Susan, I'm with PJ. Get another opinion. The doctor who said you have lymphedema might be right. It can affect the trunk as well as arms or legs. And having radiation is a risk factor for lymphedema. However, these days no one should diagnose lymphedema and then tell you that you just have to live with it. Certified lymphedema therapists have a variety of treatments to help with it.
i also have swelling in my right breast and skin is hard
Hi - There's not enough detail here for me to give you specific help. If you've had a lumpectomy in that breast, you might very well have lymphedema. If you haven't had surgery, you might have an infection; or this might be a cancer symptom. Please see a doctor if this is a new symptom (i.e., not something you've had for years), OK? Good luck - PJH
I am not a Dr, But I had a seroma after lumpectomy. I had 36 radiation treatments, which destroyed some lymph nodes, and the lymph fluid kept leaking in to my breast. I had the fluid removed with a needle aspiration twice. Then I saw a breast surgeon, and he surgically removed the seroma, which had become infected. After the surgery my breast became very swollen and extremely painful. Eventually, 1 week after surgery,my breast was so swollen a small crack opened up, and a huge amount of serous fluid drained out. I was soaked to my waist and around my back. I immediately had much relief from pain. With in another week I was having extreme sharp pains in my breast. Upon my return to the Dr, and after 2weeks of Antibiotics, he started me on elavil 25mg for neuropathy pain. I was amazed that my pain was gone the next day. It is rather sedating, so I take one tablet at night,, My breast is still sore and hard, and I'm to have another ultra sound soon. This will show if I am having any further fluid build up. I have been expiriencing this problem with fluid build up for over a year, and this is the most relief I have had so far. The surgeon siad, if the fluid retuns again, the next step would be mastectomy. I think that if I knew I was to have this much pain, I may have opted for a mastectomy in the first place. But then I am retired, and over the young and cute stage. I'm a great gramma, and a mastectomy would not be an life altering change for me. My comfort is more important. Hope this was helpful to some of you

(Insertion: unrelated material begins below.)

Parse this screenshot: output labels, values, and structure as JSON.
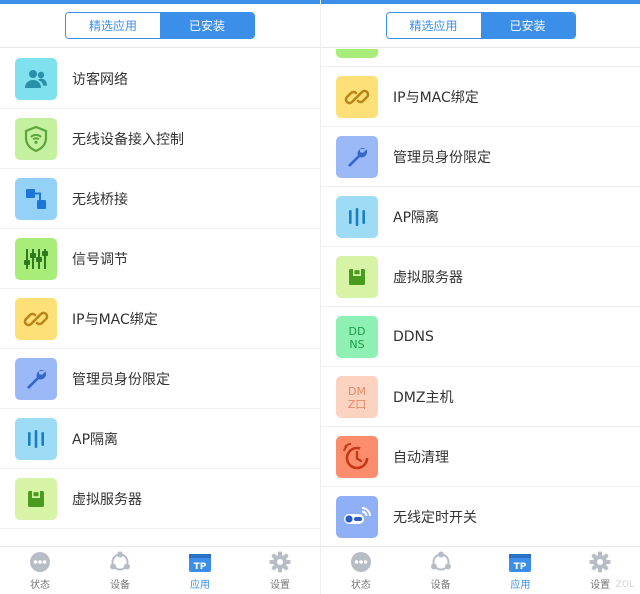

Linda, I'm sorry you've been through such a painful experience. That's just bad luck, all that swelling that's lasted for such a long time... I'm so glad you've gotten some relief from the Elavil. I hope it does the trick, pain-wise, that your breast finally stops draining, and that you can get back to some semblance of normal soon. Thanks for sharing your experience here - sharing definitely helps other women. Take care- PJH